LOS ANGELES – When you’ve waited this long to be No. 1 in the world, cramming 36 holes into one day in order to get there should be no big deal.
And the way Sunday unfolded at Riviera … well, it was fitting that a waterlogged weekend finished with a boat race.
Eleven players spent the back nine Sunday afternoon, the last stage of the Genesis Open’s golf marathon, within a shot or two of second place. Above them on the leaderboard, Dustin Johnson was, as he later admitted, “on cruise control,” his heavy lifting already done, and the top spot in the World Golf Rankings awaiting his final putt of the day.
He posted seven birdies and a 64 in the rain-delayed third round Sunday morning, teeing off at 7 a.m. and wrapping up around noon. Three more birdies in his first six holes in the afternoon round moved him to 20 under, nine shots in front and threatening the tournament records for lowest score (Lanny Wadkins, 264, 1985) and victory margin (Phil Rodgers, 9, 1962).
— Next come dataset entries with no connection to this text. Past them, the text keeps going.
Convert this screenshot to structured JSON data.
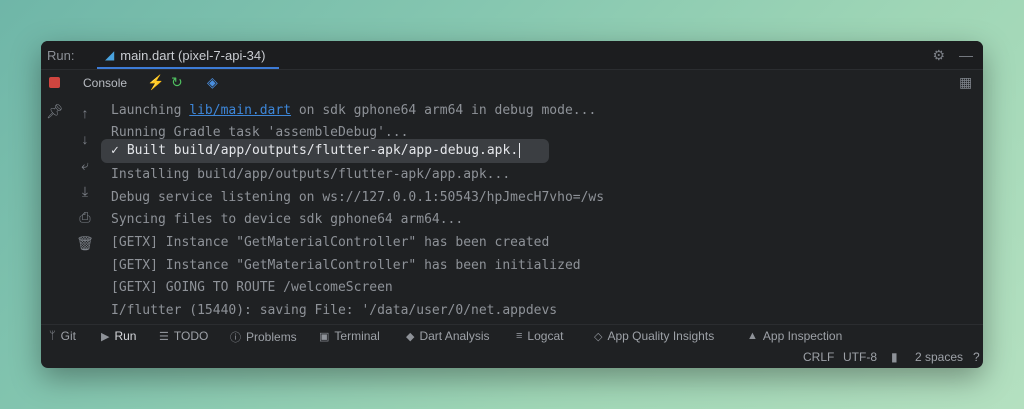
{
  "run_panel": {
    "label": "Run:",
    "tab_title": "main.dart (pixel-7-api-34)",
    "console_label": "Console"
  },
  "console_lines": {
    "l1_prefix": "Launching ",
    "l1_link": "lib/main.dart",
    "l1_suffix": " on sdk gphone64 arm64 in debug mode...",
    "l2": "Running Gradle task 'assembleDebug'...",
    "l3_check": "✓",
    "l3": "Built build/app/outputs/flutter-apk/app-debug.apk.",
    "l4": "Installing build/app/outputs/flutter-apk/app.apk...",
    "l5": "Debug service listening on ws://127.0.0.1:50543/hpJmecH7vho=/ws",
    "l6": "Syncing files to device sdk gphone64 arm64...",
    "l7": "[GETX] Instance \"GetMaterialController\" has been created",
    "l8": "[GETX] Instance \"GetMaterialController\" has been initialized",
    "l9": "[GETX] GOING TO ROUTE /welcomeScreen",
    "l10": "I/flutter (15440): saving File: '/data/user/0/net.appdevs"
  },
  "bottom_tabs": {
    "git": "Git",
    "run": "Run",
    "todo": "TODO",
    "problems": "Problems",
    "terminal": "Terminal",
    "dart_analysis": "Dart Analysis",
    "logcat": "Logcat",
    "app_quality": "App Quality Insights",
    "app_inspection": "App Inspection"
  },
  "status": {
    "line_endings": "CRLF",
    "encoding": "UTF-8",
    "indent": "2 spaces"
  },
  "colors": {
    "accent": "#3d7bd6",
    "stop": "#d0453f",
    "link": "#3d86d8"
  }
}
That momentum didn’t last, since he bogeyed 9, 15 and 16, snapping a string of par-or-better holes at 49 and shrinking his lead from 9 to an eventual 5.
The slippage should have been understandable. Since his entire third round was wiped out Saturday, Johnson had to be up at 4:30 a.m. for a 7 o’clock tee time, and he holed out for the day at 5:05 p.m.
And the break in between rounds? Poor guy couldn’t even grab a hot dog.
“I had 14 minutes from the time I signed my card to teeing off again,” he said. “I didn’t have time to really do anything. I went to my locker, grabbed some more golf balls and headed to the tee.”
He also said, “Sometimes, 36-hole days are good.” On this particular 36-hole day, the evidence backs him up.
Even as the tournament record book remained safe, last year’s U.S. Open champion and PGA Player of the Year took another step toward star status.
Being No. 1 in the world is nice, though relevant primarily to the true die-hard golf…